Qualcomm has launched Gimbal, its take on Apple's iBeacon, a system of context-aware proximity beacons intended for shopping, social networking, mobile services, and more. Using small, battery powered Bluetooth dongles which create localized hotspots to interact with iOS and - eventually - Android devices, Qualcomm says Gimbal can push product information, sports team details, topical adverts, and other content whenever a smartphone comes into range, just as iBeacon promises only with eventual cross-platform support.
There's nothing like a next-generation smartphone rumor to start your day off right, especially when it comes from the folks at Oppo. The brand Oppo has presented several surprisingly interesting devices in the recent past, notably the Oppo Find 5 and the Cyanogenmod-laden Oppo N1. This week we're to understand that the Oppo Find 7 is under construction, with some wholly next-level specifications.
This week we're getting another look at the Qualcomm Toq smartwatch, a device that was revealed by the processor manufacturer earlier this year. This device was revealed on the same day the Samsung Galaxy Gear was shown off, the Samsung device aimed at consumers, the Qualcomm device directed at a crowd that's made up of more early adopters and developers. Here we've got a device that's essentially the polar opposite of the Pebble smartwatch as well - made to be elite, not for the everyman, and sporting the best of the best in display technology, according to Qualcomm.
The Qualcomm smartwatch by the name "Toq" has appeared ready for pre-order this week, showing just a few months after its initial reveal this September. This watch works with a Qualcomm Mirasol display and works with several Qualcomm bits and pieces inside, the entire package acting as something of a full demonstration of the powers of Qualcomm in the flesh - or the metal, plastic, and glass, as it were.
We've been covering the NSA and other spy agencies pretty faithfully here at SlashGear, and while all that cloak-and-dagger, hack-and-spy, Big-Brother-Is-Watching-You drama can be provocative, that's not why we cover it. We cover it because it affects the tech industry and, by extension, the gadgets we obsess over. The reverberations of mass data surveillance by governments do eventually make their way down to consumer tech. Today we're seeing one way spying has chilled the industry that underpins our toys. Take the recent decline in US tech sales in China and yesterday's statements by executives from Qualcomm and Cisco, for example.
Having pushed the Snapdragon 800 quad-core processor earlier this year and seeing applied to a relatively large cross-section of top-tier smartphones and tablets alike, Qualcomm has brought on the next step in the Snapdragon 805 here at the tail end of 2013. This processor will work in machines inside 2014 and will bring on - first and foremost - support for Ultra HD video playback. What's especially interesting about this ability is the fact that while some mobile smart devices have already been able to record Ultra HD starting at 4K, they've not been able to play it back - Qualcomm makes it so here with the 805.

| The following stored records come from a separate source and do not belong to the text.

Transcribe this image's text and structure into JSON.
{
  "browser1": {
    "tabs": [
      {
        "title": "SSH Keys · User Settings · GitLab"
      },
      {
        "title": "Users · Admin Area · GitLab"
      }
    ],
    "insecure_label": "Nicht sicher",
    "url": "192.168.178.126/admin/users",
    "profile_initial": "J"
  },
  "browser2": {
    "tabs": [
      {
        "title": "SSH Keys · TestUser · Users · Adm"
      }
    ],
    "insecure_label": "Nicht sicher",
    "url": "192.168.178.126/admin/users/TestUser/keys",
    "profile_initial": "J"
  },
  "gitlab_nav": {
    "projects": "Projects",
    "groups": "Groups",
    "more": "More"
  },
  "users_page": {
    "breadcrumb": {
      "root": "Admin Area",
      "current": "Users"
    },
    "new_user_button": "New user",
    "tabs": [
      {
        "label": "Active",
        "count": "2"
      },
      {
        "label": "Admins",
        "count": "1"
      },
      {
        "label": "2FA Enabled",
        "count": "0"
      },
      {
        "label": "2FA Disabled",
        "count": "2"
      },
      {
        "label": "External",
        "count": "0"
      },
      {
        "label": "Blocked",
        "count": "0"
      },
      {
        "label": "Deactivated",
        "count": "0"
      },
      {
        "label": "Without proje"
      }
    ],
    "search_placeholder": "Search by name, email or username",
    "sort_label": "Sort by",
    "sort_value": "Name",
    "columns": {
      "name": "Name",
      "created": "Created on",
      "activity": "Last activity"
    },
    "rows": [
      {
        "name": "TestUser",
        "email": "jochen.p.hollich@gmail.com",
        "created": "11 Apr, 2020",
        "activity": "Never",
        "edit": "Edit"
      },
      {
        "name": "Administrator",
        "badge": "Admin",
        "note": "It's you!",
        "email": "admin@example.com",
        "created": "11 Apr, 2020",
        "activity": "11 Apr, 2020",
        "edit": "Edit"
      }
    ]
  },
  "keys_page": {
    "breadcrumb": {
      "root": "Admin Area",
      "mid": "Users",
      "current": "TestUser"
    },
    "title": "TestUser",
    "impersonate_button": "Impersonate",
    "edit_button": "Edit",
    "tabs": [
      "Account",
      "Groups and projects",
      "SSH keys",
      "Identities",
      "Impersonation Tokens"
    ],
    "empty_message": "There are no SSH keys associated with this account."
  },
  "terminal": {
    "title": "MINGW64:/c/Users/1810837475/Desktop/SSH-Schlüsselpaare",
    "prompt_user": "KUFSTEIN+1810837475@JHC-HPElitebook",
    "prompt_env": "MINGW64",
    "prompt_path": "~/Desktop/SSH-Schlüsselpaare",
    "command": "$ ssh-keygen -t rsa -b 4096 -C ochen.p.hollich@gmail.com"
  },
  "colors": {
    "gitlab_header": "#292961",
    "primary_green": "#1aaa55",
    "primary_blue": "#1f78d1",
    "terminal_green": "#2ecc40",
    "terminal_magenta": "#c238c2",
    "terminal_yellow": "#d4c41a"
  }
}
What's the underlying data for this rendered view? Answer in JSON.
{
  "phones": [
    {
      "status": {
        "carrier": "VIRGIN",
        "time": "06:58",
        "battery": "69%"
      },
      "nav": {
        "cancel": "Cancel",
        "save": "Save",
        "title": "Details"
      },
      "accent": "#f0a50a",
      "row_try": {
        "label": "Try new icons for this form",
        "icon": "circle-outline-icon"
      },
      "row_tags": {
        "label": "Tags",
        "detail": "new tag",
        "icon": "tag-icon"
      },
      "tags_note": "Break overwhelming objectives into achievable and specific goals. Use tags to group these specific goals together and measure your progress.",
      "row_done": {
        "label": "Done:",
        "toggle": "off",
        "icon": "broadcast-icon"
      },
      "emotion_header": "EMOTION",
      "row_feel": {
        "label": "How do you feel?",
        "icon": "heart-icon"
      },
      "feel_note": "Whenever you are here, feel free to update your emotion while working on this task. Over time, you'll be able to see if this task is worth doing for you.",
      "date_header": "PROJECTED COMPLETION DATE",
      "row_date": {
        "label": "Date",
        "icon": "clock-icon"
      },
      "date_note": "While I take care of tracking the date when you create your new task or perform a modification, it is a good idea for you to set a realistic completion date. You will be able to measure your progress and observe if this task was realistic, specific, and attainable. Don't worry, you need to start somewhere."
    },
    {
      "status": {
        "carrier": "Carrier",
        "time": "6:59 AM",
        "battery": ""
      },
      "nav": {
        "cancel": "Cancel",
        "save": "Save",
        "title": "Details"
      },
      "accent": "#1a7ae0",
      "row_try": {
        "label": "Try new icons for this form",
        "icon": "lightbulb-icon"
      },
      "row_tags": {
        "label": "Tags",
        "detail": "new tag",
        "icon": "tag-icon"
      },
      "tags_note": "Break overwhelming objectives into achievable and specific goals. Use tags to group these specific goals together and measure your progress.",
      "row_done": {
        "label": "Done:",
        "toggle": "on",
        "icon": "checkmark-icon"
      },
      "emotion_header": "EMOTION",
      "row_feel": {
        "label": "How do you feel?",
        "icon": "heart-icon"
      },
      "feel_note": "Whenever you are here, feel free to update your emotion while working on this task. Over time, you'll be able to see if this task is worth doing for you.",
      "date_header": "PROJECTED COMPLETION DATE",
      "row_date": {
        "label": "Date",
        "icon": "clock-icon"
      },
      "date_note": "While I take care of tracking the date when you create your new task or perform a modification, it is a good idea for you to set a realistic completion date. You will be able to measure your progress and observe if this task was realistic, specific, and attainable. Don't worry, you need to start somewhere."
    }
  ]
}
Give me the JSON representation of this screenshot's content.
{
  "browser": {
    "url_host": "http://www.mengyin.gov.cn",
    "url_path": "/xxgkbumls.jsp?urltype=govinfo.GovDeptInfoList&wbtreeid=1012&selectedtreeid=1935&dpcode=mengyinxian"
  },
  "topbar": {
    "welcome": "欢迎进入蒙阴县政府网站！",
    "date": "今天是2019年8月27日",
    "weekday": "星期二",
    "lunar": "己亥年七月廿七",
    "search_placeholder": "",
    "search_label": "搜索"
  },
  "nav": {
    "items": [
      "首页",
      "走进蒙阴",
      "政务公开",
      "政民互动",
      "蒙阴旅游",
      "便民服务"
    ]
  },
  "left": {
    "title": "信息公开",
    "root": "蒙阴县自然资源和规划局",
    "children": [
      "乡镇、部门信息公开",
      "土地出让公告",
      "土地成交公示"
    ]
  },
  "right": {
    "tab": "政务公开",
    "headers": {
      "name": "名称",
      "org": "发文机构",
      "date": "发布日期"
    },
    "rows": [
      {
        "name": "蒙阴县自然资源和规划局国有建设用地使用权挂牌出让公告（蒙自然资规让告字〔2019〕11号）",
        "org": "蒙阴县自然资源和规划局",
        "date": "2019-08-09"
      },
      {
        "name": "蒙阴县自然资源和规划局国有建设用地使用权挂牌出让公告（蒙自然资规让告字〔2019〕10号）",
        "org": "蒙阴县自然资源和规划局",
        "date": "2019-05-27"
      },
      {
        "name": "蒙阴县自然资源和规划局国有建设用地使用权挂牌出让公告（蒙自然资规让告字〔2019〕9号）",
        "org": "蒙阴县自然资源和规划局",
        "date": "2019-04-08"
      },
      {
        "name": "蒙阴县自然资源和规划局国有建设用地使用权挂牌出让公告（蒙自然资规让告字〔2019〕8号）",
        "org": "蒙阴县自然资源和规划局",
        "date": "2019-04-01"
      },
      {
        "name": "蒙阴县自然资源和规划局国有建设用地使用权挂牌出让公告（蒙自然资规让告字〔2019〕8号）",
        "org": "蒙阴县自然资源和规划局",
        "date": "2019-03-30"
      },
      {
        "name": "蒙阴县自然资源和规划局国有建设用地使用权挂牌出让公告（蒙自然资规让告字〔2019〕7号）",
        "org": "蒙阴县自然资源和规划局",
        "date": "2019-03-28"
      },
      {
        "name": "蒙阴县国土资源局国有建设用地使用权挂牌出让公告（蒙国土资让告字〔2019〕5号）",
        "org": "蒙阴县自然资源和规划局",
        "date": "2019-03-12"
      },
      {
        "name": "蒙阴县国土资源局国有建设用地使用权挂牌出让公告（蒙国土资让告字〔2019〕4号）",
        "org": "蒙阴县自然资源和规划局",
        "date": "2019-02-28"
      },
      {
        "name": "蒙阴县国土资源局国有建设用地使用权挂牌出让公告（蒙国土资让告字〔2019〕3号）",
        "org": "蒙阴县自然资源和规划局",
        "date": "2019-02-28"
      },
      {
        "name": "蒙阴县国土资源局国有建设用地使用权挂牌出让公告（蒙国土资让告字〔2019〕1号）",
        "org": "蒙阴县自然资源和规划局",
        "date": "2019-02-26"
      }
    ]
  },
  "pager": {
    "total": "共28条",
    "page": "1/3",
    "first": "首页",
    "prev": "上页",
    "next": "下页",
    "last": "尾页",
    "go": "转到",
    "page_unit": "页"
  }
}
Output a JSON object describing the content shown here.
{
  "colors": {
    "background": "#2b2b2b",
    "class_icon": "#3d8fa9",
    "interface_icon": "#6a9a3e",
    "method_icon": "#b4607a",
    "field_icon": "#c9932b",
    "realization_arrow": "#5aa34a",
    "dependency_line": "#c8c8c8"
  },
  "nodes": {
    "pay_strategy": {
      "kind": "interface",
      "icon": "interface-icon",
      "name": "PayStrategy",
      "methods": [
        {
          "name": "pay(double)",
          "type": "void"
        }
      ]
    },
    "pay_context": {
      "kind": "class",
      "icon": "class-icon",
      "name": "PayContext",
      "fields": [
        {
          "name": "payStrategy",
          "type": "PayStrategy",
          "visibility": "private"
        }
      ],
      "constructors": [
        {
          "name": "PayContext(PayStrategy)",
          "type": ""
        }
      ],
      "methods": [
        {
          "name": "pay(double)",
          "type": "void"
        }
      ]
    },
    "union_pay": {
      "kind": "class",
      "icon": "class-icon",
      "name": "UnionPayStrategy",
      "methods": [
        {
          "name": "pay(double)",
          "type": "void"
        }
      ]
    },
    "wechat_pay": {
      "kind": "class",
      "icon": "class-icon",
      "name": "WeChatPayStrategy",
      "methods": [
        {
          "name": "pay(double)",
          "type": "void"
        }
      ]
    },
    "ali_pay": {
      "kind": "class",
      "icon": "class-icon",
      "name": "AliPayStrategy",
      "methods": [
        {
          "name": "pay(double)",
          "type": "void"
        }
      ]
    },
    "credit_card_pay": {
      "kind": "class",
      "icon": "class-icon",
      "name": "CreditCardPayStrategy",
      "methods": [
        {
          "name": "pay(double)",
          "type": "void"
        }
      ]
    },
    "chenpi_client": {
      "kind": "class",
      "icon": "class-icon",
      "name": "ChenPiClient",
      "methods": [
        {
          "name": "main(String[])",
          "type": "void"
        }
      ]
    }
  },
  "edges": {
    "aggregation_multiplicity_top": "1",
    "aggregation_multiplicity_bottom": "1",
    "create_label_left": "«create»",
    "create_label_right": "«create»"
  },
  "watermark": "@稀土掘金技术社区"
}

Qualcomm has been showing off its own smartwatch for a while now. The smartwatch is called the Toq and we spent hands on time with it in September. The watch was previously tipped to launch on October 10, but that didn't happen. Qualcomm has come back and announced a new launch date for the device.
This week the folks at Motorola have pushed the first cross-carrier availability of the customization-included Moto X, and following up rather quick they'll push a machine called Moto G. UPDATE: Moto G launched - this battle is now updated with 100% accurate and official specifications! This slightly smaller device will be the "budget-friendly" Motorola device expected to have been launched when the Moto X was first teased, and here just before Motorola makes it all official themselves, we've got a bit of a comparison chart to make the differences between these devices clear.